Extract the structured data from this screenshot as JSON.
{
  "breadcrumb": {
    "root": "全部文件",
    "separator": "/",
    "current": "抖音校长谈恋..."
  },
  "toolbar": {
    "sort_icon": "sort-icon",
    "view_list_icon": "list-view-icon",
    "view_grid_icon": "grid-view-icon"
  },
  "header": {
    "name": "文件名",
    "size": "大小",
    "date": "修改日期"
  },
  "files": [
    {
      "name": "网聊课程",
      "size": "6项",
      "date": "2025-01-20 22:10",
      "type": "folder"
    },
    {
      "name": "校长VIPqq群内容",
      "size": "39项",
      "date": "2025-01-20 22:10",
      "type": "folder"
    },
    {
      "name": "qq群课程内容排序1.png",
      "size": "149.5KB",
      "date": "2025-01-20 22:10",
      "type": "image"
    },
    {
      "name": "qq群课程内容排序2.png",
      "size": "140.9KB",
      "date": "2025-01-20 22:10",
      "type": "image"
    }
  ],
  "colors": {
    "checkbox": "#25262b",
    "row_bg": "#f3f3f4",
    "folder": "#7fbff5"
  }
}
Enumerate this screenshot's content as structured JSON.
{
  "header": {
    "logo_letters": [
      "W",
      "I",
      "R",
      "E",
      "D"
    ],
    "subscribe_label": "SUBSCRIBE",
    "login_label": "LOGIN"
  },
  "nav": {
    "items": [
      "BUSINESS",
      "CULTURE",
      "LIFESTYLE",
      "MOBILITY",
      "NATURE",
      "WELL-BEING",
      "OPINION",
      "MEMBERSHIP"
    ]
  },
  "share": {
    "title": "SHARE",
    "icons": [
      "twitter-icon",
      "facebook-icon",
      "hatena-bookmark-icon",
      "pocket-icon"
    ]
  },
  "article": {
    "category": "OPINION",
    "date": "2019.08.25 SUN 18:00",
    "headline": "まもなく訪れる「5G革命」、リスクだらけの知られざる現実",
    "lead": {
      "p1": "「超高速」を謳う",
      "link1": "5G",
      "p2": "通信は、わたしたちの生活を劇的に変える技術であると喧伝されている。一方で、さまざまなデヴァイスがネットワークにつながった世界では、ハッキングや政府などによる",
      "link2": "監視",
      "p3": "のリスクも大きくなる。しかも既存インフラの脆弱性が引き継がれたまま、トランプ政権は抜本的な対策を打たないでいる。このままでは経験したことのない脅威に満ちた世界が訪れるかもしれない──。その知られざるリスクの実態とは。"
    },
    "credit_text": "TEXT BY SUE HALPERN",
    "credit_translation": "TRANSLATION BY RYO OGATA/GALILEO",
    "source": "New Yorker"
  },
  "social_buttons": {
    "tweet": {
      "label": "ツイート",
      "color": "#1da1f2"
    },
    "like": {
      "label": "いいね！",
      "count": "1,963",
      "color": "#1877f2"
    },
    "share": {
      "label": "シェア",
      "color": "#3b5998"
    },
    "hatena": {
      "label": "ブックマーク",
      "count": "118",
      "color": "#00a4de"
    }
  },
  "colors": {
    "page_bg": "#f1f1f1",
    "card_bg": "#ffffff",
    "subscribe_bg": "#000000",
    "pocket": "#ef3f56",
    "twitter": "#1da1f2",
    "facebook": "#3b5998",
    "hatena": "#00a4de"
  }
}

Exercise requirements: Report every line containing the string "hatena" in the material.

Output below:
      "hatena-bookmark-icon",
    "hatena": {
    "hatena": "#00a4de"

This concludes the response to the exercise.